CARSON CLAIMS IRS TARGET HIM: Famed Baltimore neurosurgeon Ben Carson said this week he believes he was targeted for an audit by the Internal Revenue Service because of his vocal opposition to the Obama administration, writes Carrie Wells for the Sun.
IT’S THE ECONOMY: CNS’s Lauren Loricchio and Colleen Wilson, in an article in the Frederick News Post, write that Maryland’s three Republican candidates who have launched official bids for governor in a competitive primary all agree on one thing: Their focus will be on economic issues in the upcoming race.
CRAIG NOTES BROWN SKIPS: Harford County Executive David Craig, a Republican candidate for governor in 2014, got in a dig at prospective Democratic rival Lt. Gov. Anthony Brown over Brown’s plan to skip a forum on manufacturing that five candidates are scheduled to attend, reports Michael Dresser for the Sun. Brown was the only one of the six major announced candidates to send regrets.
GANSLER STEPS BACK: The gubernatorial campaign of Maryland Attorney General Doug Gansler on Thursday disavowed views on immigration expressed in 2010 by a retired Montgomery County police officer who appeared in a recent Gansler campaign video, reports John Wagner for the Post.
PLEDGE OR NOT: Four Frederick County commissioners Thursday voted to allow all board and commission members to recite the Pledge of Allegiance at the opening of their meetings, writes Bethany Rodgers in the Frederick News-Post. Board members or meeting attendees can join in the pledge or refrain and will not face consequences either way, commissioners said.
RETIREE HEALTH INSURANCE: Anne Arundel County government employees would have to work longer to get health insurance in retirement, and the county would pay for a smaller portion of the coverage under a bill proposed Thursday by County Executive Laura Neuman. Neuman’s bill comes on the heels of a letter she sent to county employees Monday warning that the current retiree health plan costs too much and would be unsustainable in the long term.

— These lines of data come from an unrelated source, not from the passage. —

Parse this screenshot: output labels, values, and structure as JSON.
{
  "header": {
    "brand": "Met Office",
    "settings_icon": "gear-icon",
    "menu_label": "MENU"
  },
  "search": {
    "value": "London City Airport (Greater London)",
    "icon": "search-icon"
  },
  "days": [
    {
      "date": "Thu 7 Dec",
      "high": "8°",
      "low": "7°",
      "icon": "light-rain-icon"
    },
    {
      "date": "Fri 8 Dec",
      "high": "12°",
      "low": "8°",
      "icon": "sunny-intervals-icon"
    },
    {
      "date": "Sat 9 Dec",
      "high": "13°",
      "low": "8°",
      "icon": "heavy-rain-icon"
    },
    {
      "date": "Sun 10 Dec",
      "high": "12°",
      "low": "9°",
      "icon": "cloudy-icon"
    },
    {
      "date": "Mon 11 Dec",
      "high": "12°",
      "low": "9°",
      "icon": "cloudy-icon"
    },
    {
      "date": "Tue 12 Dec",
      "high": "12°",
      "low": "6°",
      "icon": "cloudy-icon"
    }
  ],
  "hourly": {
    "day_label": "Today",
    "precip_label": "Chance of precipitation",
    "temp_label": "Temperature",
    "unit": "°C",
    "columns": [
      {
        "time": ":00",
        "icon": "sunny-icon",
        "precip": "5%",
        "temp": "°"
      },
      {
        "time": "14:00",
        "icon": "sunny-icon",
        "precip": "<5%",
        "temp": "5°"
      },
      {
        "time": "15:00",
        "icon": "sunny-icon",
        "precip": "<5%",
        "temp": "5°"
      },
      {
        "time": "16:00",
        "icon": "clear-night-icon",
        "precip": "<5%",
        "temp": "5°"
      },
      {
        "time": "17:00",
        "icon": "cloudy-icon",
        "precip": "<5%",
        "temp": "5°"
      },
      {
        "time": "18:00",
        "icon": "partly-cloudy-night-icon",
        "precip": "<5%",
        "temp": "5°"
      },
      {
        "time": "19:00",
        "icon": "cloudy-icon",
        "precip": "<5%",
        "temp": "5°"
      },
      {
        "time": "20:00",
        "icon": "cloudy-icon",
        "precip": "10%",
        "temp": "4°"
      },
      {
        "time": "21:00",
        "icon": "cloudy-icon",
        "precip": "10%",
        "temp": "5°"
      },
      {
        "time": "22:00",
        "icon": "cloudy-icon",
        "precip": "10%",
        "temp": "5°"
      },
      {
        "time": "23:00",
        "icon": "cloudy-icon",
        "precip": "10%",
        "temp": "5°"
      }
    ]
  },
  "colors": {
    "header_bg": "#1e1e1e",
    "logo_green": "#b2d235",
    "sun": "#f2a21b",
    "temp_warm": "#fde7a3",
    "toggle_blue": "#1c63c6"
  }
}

The council is also expected to receive on Monday night a second proposal from Councilman Jamie Benoit, who sharply criticized Neuman’s bill in an email sent Thursday to council members and members of the administration, writes Allison Bourg for the Capital-Gazette.
REPUBLICAN WOES: In a Center Maryland column, Laslo Boyd says voters should ask GOP candidates if they support the Republican agenda in Congress that is shutting down the government.
PEDIATRIC CANCER PATIENTS: Here’s a video clip of Rep. Andy Harris from the Eastern Shore telling the House of Representatives why it should continue funding for the pediatric cancer patients.
OBAMA IN ROCKVILLE: With a Rockville construction company as a backdrop, President Obama pressed Congress on Thursday to vote to end the federal government shutdown, Sarah Scully writes in the Gazette. “Unfortunately if this continues, businesses like this are going to feel and experience the negative impact,” Montgomery County Council President Nancy Navarro said after the rally.
FOREHAND STILL UNDECIDED: Despite rumors that she is definitely going for another term, Sen. Jennie M. Forehand of Rockville said she has yet to officially make that call, Kate Alexander writes in the Gazette’s Reporters Notebook. Forehand is, however, “seriously considering” running for re-election to the Maryland Senate, she said. The notebook also says Lt. Gov. Anthony Brown has raised $2 million this year in his race for governor.
MICRO-LOANS: Larry Perl of the Sun writes about Baltimore City’s micro-loan program and how it has helped small businesses throughout the city.